A reactive intermediate formed by b-elimination from adjacent carbon atoms of a benzene ring and having a triple bond in the benzene ring. The second p bond of the benzyne triple bond is formed by the weak overlap of coplanar 2p orbitals on adjacent carbons.
A state of dynamic balance in which the rate of formation of the products of a reaction from the reactants equals the rate of formation of the reactants from the products; at equilibrium the concentrations of the reactants and products remain constant. (Section 4.1;Chapter 15: Introduction)
Alkanes whose carbon atoms are joined in rings. (24.2)
Protons that are not interchangeable by rotational symmetry but are interchangeable by reflectional symmetry.
A steroid hormone, such as estrone and estradiol, that mediates the development of sexual characteristics in females.
The quantity of heat required to raise the temperature of a sample of matter by 1 °C (or 1 K). (Section 5.5)
The energy that an object possesses by virtue of its motion. (Section 5.1)
Lewis dot structure
The symbol of an element surrounded by a number of dots equal to the number of electrons in the valence shell of the atom
A way to view a molecule by looking along a carbon-carbon single bond
An instrument for measuring the ability of a compound to rotate the plane of plane-polarized light.
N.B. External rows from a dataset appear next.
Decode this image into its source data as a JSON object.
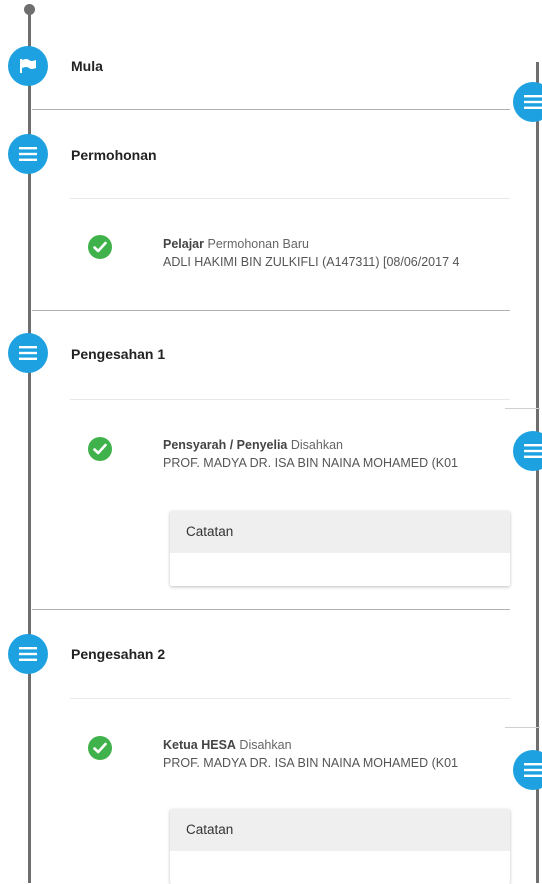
{
  "stages": [
    {
      "title": "Mula",
      "icon": "flag-icon"
    },
    {
      "title": "Permohonan",
      "icon": "menu-icon",
      "entry": {
        "role": "Pelajar",
        "action": "Permohonan Baru",
        "detail": "ADLI HAKIMI BIN ZULKIFLI (A147311) [08/06/2017 4"
      }
    },
    {
      "title": "Pengesahan 1",
      "icon": "menu-icon",
      "entry": {
        "role": "Pensyarah / Penyelia",
        "action": "Disahkan",
        "detail": "PROF. MADYA DR. ISA BIN NAINA MOHAMED (K01"
      },
      "note_label": "Catatan"
    },
    {
      "title": "Pengesahan 2",
      "icon": "menu-icon",
      "entry": {
        "role": "Ketua HESA",
        "action": "Disahkan",
        "detail": "PROF. MADYA DR. ISA BIN NAINA MOHAMED (K01"
      },
      "note_label": "Catatan"
    }
  ],
  "colors": {
    "node_blue": "#1ea1e0",
    "check_green": "#3fb24b",
    "line_gray": "#6e6e6e"
  }
}
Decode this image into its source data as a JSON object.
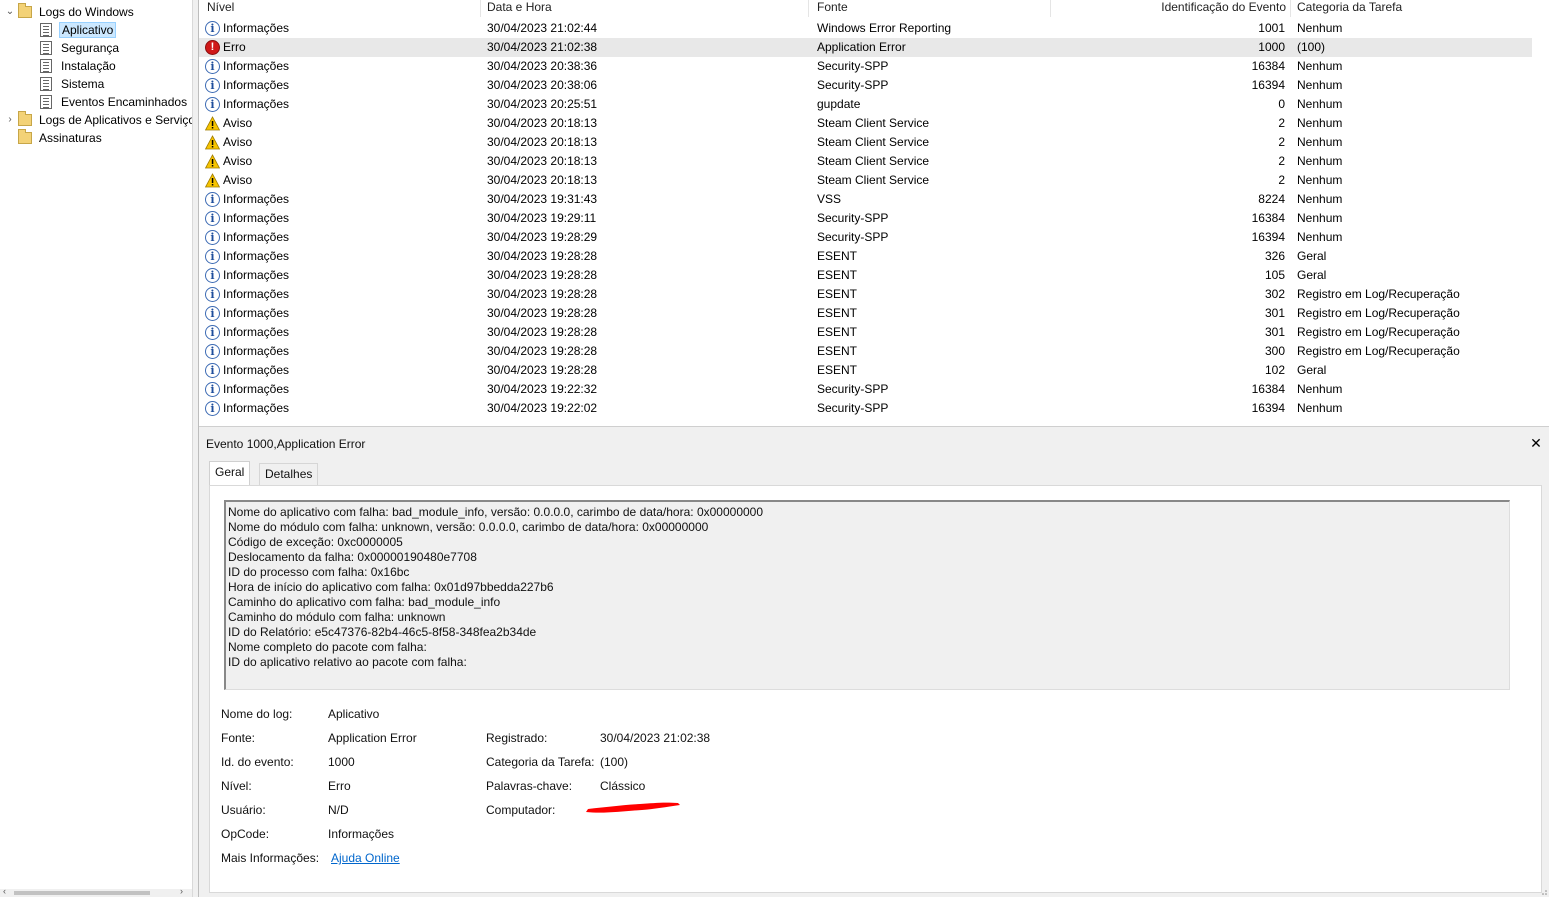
{
  "tree": {
    "items": [
      {
        "label": "Logs do Windows",
        "type": "folder",
        "twisty": "expanded"
      },
      {
        "label": "Aplicativo",
        "type": "log",
        "selected": true
      },
      {
        "label": "Segurança",
        "type": "log"
      },
      {
        "label": "Instalação",
        "type": "log"
      },
      {
        "label": "Sistema",
        "type": "log"
      },
      {
        "label": "Eventos Encaminhados",
        "type": "log"
      },
      {
        "label": "Logs de Aplicativos e Serviços",
        "type": "folder",
        "twisty": "collapsed"
      },
      {
        "label": "Assinaturas",
        "type": "folder"
      }
    ]
  },
  "list": {
    "columns": {
      "level": "Nível",
      "date": "Data e Hora",
      "source": "Fonte",
      "id": "Identificação do Evento",
      "category": "Categoria da Tarefa"
    },
    "rows": [
      {
        "icon": "info-icon",
        "level": "Informações",
        "date": "30/04/2023 21:02:44",
        "source": "Windows Error Reporting",
        "id": "1001",
        "category": "Nenhum"
      },
      {
        "icon": "error-icon",
        "level": "Erro",
        "date": "30/04/2023 21:02:38",
        "source": "Application Error",
        "id": "1000",
        "category": "(100)",
        "selected": true
      },
      {
        "icon": "info-icon",
        "level": "Informações",
        "date": "30/04/2023 20:38:36",
        "source": "Security-SPP",
        "id": "16384",
        "category": "Nenhum"
      },
      {
        "icon": "info-icon",
        "level": "Informações",
        "date": "30/04/2023 20:38:06",
        "source": "Security-SPP",
        "id": "16394",
        "category": "Nenhum"
      },
      {
        "icon": "info-icon",
        "level": "Informações",
        "date": "30/04/2023 20:25:51",
        "source": "gupdate",
        "id": "0",
        "category": "Nenhum"
      },
      {
        "icon": "warning-icon",
        "level": "Aviso",
        "date": "30/04/2023 20:18:13",
        "source": "Steam Client Service",
        "id": "2",
        "category": "Nenhum"
      },
      {
        "icon": "warning-icon",
        "level": "Aviso",
        "date": "30/04/2023 20:18:13",
        "source": "Steam Client Service",
        "id": "2",
        "category": "Nenhum"
      },
      {
        "icon": "warning-icon",
        "level": "Aviso",
        "date": "30/04/2023 20:18:13",
        "source": "Steam Client Service",
        "id": "2",
        "category": "Nenhum"
      },
      {
        "icon": "warning-icon",
        "level": "Aviso",
        "date": "30/04/2023 20:18:13",
        "source": "Steam Client Service",
        "id": "2",
        "category": "Nenhum"
      },
      {
        "icon": "info-icon",
        "level": "Informações",
        "date": "30/04/2023 19:31:43",
        "source": "VSS",
        "id": "8224",
        "category": "Nenhum"
      },
      {
        "icon": "info-icon",
        "level": "Informações",
        "date": "30/04/2023 19:29:11",
        "source": "Security-SPP",
        "id": "16384",
        "category": "Nenhum"
      },
      {
        "icon": "info-icon",
        "level": "Informações",
        "date": "30/04/2023 19:28:29",
        "source": "Security-SPP",
        "id": "16394",
        "category": "Nenhum"
      },
      {
        "icon": "info-icon",
        "level": "Informações",
        "date": "30/04/2023 19:28:28",
        "source": "ESENT",
        "id": "326",
        "category": "Geral"
      },
      {
        "icon": "info-icon",
        "level": "Informações",
        "date": "30/04/2023 19:28:28",
        "source": "ESENT",
        "id": "105",
        "category": "Geral"
      },
      {
        "icon": "info-icon",
        "level": "Informações",
        "date": "30/04/2023 19:28:28",
        "source": "ESENT",
        "id": "302",
        "category": "Registro em Log/Recuperação"
      },
      {
        "icon": "info-icon",
        "level": "Informações",
        "date": "30/04/2023 19:28:28",
        "source": "ESENT",
        "id": "301",
        "category": "Registro em Log/Recuperação"
      },
      {
        "icon": "info-icon",
        "level": "Informações",
        "date": "30/04/2023 19:28:28",
        "source": "ESENT",
        "id": "301",
        "category": "Registro em Log/Recuperação"
      },
      {
        "icon": "info-icon",
        "level": "Informações",
        "date": "30/04/2023 19:28:28",
        "source": "ESENT",
        "id": "300",
        "category": "Registro em Log/Recuperação"
      },
      {
        "icon": "info-icon",
        "level": "Informações",
        "date": "30/04/2023 19:28:28",
        "source": "ESENT",
        "id": "102",
        "category": "Geral"
      },
      {
        "icon": "info-icon",
        "level": "Informações",
        "date": "30/04/2023 19:22:32",
        "source": "Security-SPP",
        "id": "16384",
        "category": "Nenhum"
      },
      {
        "icon": "info-icon",
        "level": "Informações",
        "date": "30/04/2023 19:22:02",
        "source": "Security-SPP",
        "id": "16394",
        "category": "Nenhum"
      }
    ]
  },
  "detail": {
    "title": "Evento 1000,Application Error",
    "tabs": [
      "Geral",
      "Detalhes"
    ],
    "active_tab": "Geral",
    "description": [
      "Nome do aplicativo com falha: bad_module_info, versão: 0.0.0.0, carimbo de data/hora: 0x00000000",
      "Nome do módulo com falha: unknown, versão: 0.0.0.0, carimbo de data/hora: 0x00000000",
      "Código de exceção: 0xc0000005",
      "Deslocamento da falha: 0x00000190480e7708",
      "ID do processo com falha: 0x16bc",
      "Hora de início do aplicativo com falha: 0x01d97bbedda227b6",
      "Caminho do aplicativo com falha: bad_module_info",
      "Caminho do módulo com falha: unknown",
      "ID do Relatório: e5c47376-82b4-46c5-8f58-348fea2b34de",
      "Nome completo do pacote com falha:",
      "ID do aplicativo relativo ao pacote com falha:"
    ],
    "fields": {
      "log_name_label": "Nome do log:",
      "log_name": "Aplicativo",
      "source_label": "Fonte:",
      "source": "Application Error",
      "event_id_label": "Id. do evento:",
      "event_id": "1000",
      "level_label": "Nível:",
      "level": "Erro",
      "user_label": "Usuário:",
      "user": "N/D",
      "opcode_label": "OpCode:",
      "opcode": "Informações",
      "more_info_label": "Mais Informações:",
      "more_info_link": "Ajuda Online",
      "logged_label": "Registrado:",
      "logged": "30/04/2023 21:02:38",
      "task_category_label": "Categoria da Tarefa:",
      "task_category": "(100)",
      "keywords_label": "Palavras-chave:",
      "keywords": "Clássico",
      "computer_label": "Computador:"
    },
    "redaction_color": "#ff0000"
  }
}
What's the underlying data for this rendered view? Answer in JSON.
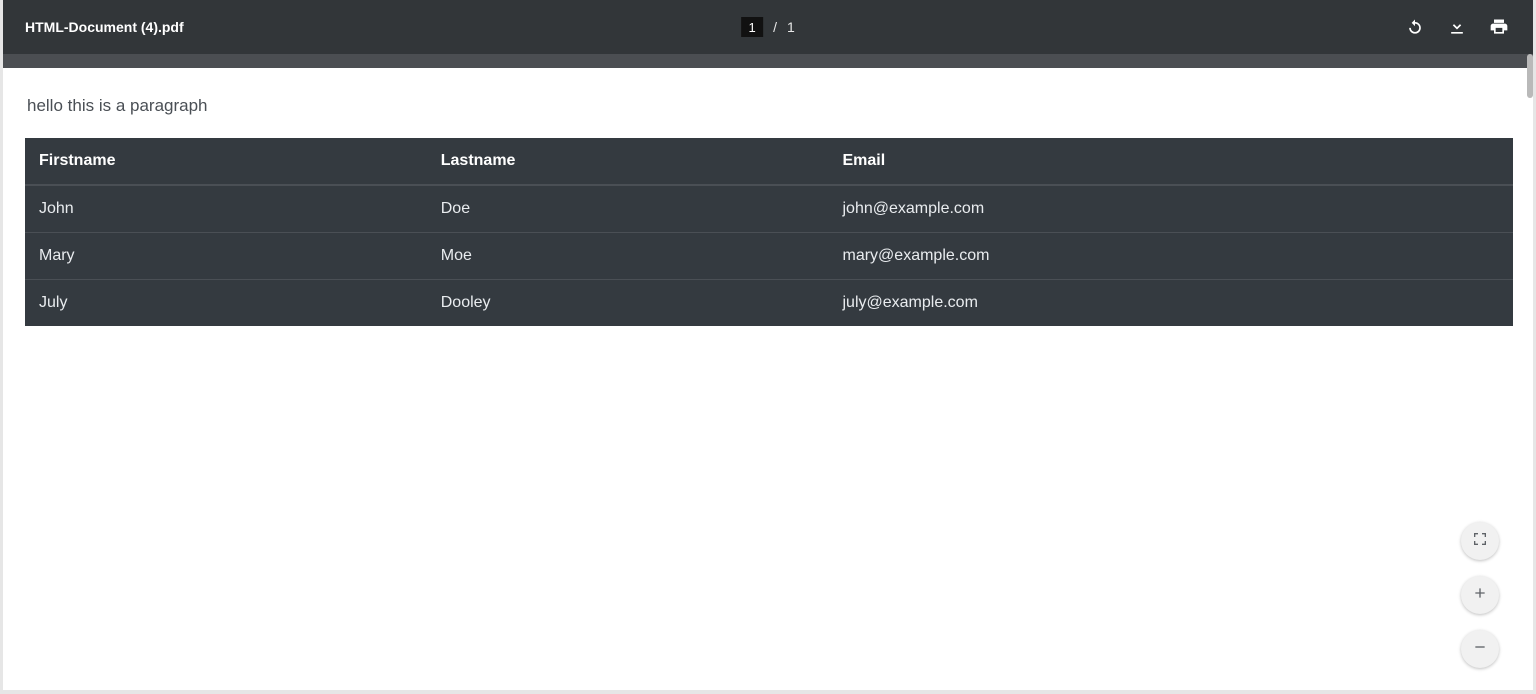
{
  "toolbar": {
    "title": "HTML-Document (4).pdf",
    "page_current": "1",
    "page_sep": "/",
    "page_total": "1"
  },
  "document": {
    "paragraph": "hello this is a paragraph",
    "table": {
      "headers": [
        "Firstname",
        "Lastname",
        "Email"
      ],
      "rows": [
        {
          "firstname": "John",
          "lastname": "Doe",
          "email": "john@example.com"
        },
        {
          "firstname": "Mary",
          "lastname": "Moe",
          "email": "mary@example.com"
        },
        {
          "firstname": "July",
          "lastname": "Dooley",
          "email": "july@example.com"
        }
      ]
    }
  }
}
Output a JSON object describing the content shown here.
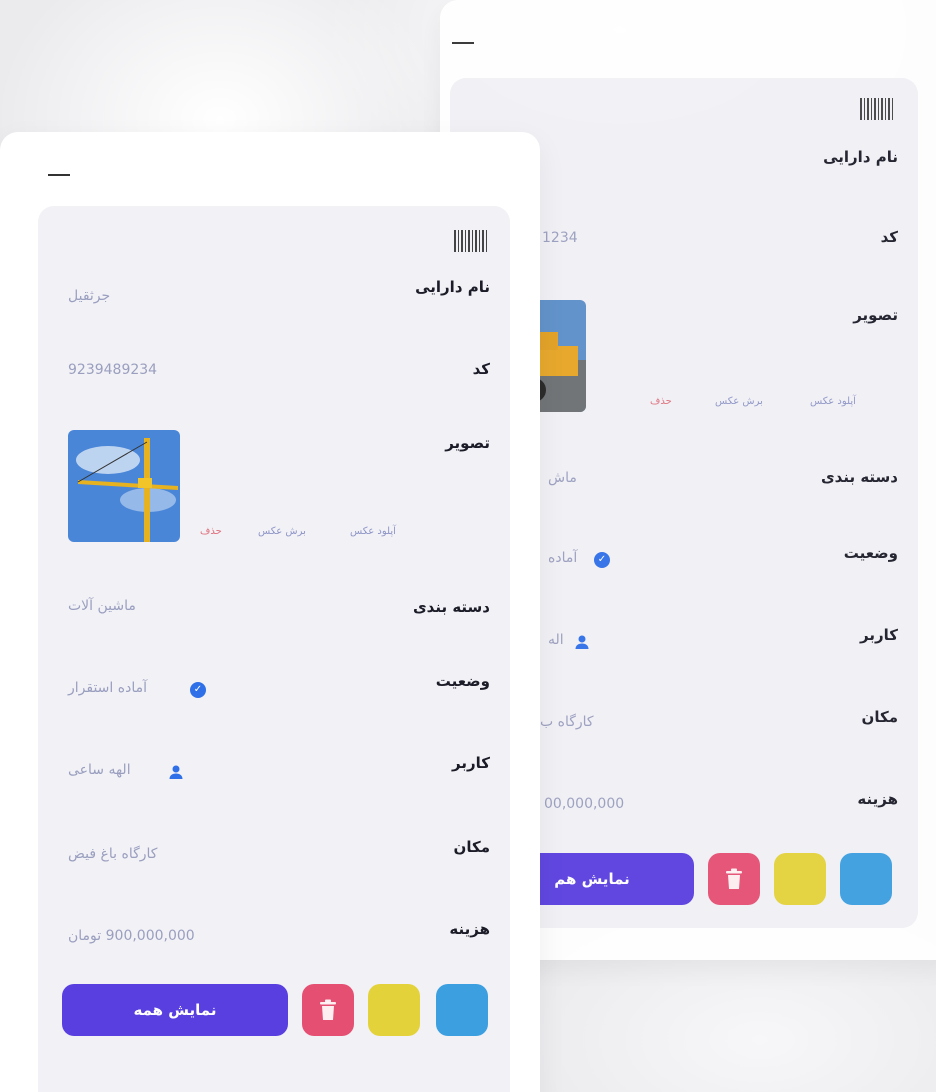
{
  "labels": {
    "asset_name": "نام دارایی",
    "code": "کد",
    "image": "تصویر",
    "category": "دسته بندی",
    "status": "وضعیت",
    "user": "کاربر",
    "location": "مکان",
    "cost": "هزینه"
  },
  "image_actions": {
    "upload": "آپلود عکس",
    "crop": "برش عکس",
    "delete": "حذف"
  },
  "show_all_label": "نمایش همه",
  "front_card": {
    "asset_name": "جرثقیل",
    "code": "9239489234",
    "category": "ماشین آلات",
    "status": "آماده استقرار",
    "user": "الهه ساعی",
    "location": "کارگاه باغ فیض",
    "cost": "900,000,000 تومان"
  },
  "back_card": {
    "code": "1234",
    "category": "ماش",
    "status": "آماده",
    "user": "اله",
    "location": "کارگاه ب",
    "cost": "00,000,000",
    "show_all_label": "نمایش هم"
  },
  "colors": {
    "primary": "#5a3fe0",
    "delete": "#e54f72",
    "yellow": "#e4d23a",
    "blue": "#3c9fe0",
    "status_icon": "#2f6fe8"
  },
  "icons": [
    "barcode-icon",
    "check-circle-icon",
    "user-icon",
    "trash-icon",
    "minimize-icon"
  ]
}
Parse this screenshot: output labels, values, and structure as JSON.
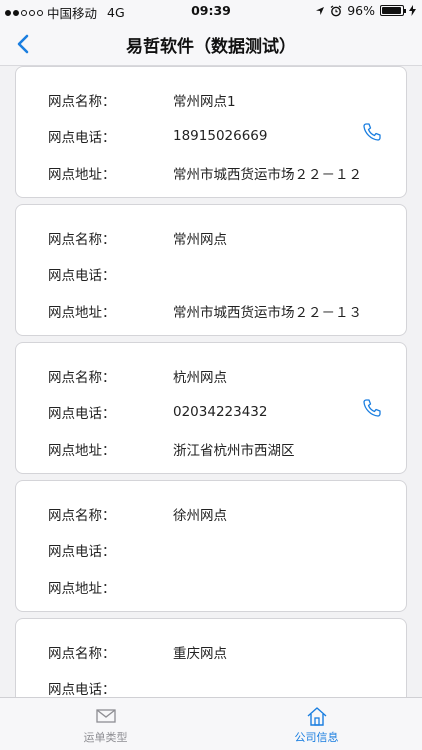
{
  "status_bar": {
    "carrier": "中国移动",
    "network": "4G",
    "time": "09:39",
    "battery": "96%",
    "battery_level": 0.96
  },
  "nav": {
    "title": "易哲软件（数据测试）"
  },
  "labels": {
    "name": "网点名称：",
    "phone": "网点电话：",
    "address": "网点地址："
  },
  "branches": [
    {
      "name": "常州网点1",
      "phone": "18915026669",
      "address": "常州市城西货运市场２２－１２",
      "has_phone": true
    },
    {
      "name": "常州网点",
      "phone": "",
      "address": "常州市城西货运市场２２－１３",
      "has_phone": false
    },
    {
      "name": "杭州网点",
      "phone": "02034223432",
      "address": "浙江省杭州市西湖区",
      "has_phone": true
    },
    {
      "name": "徐州网点",
      "phone": "",
      "address": "",
      "has_phone": false
    },
    {
      "name": "重庆网点",
      "phone": "",
      "address": "",
      "has_phone": false
    }
  ],
  "tabs": [
    {
      "label": "运单类型",
      "icon": "envelope-icon",
      "active": false
    },
    {
      "label": "公司信息",
      "icon": "home-icon",
      "active": true
    }
  ],
  "colors": {
    "accent": "#1a7ee0",
    "inactive": "#8e8e93"
  }
}
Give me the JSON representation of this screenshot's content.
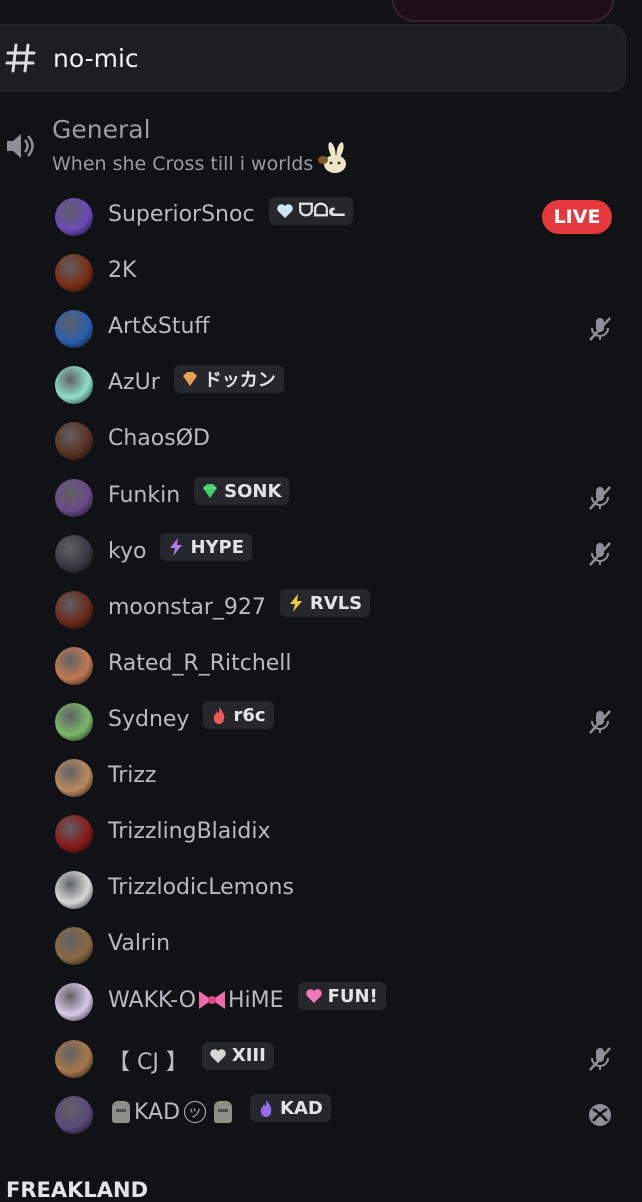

Refers to two hydrogens bonded to a carbon atom. When a different atom replaces one or the other, the carbon becomes a chiral center. The hydrogens of the CH2 group of ethanol, for example, are prochiral. Replacing one of them by deuterium gives (R)-1-deuteroethanol; replacing the other gives (S)-1-deuteroethanol
Atomic orbitals that are achieved by mathematically averaging one s orbital with three p orbitals to form four hybridized atomic orbitals.
In IR spectroscopy, atype of vibration that generally produces a signal in the diagnostic region of an IR spectrum.
A reaction that disobeys conservation of orbital symmetry.
A diverse class of naturally occurring compounds that can be thought of as being assembled from isoprene units, each of which contains five carbon atoms.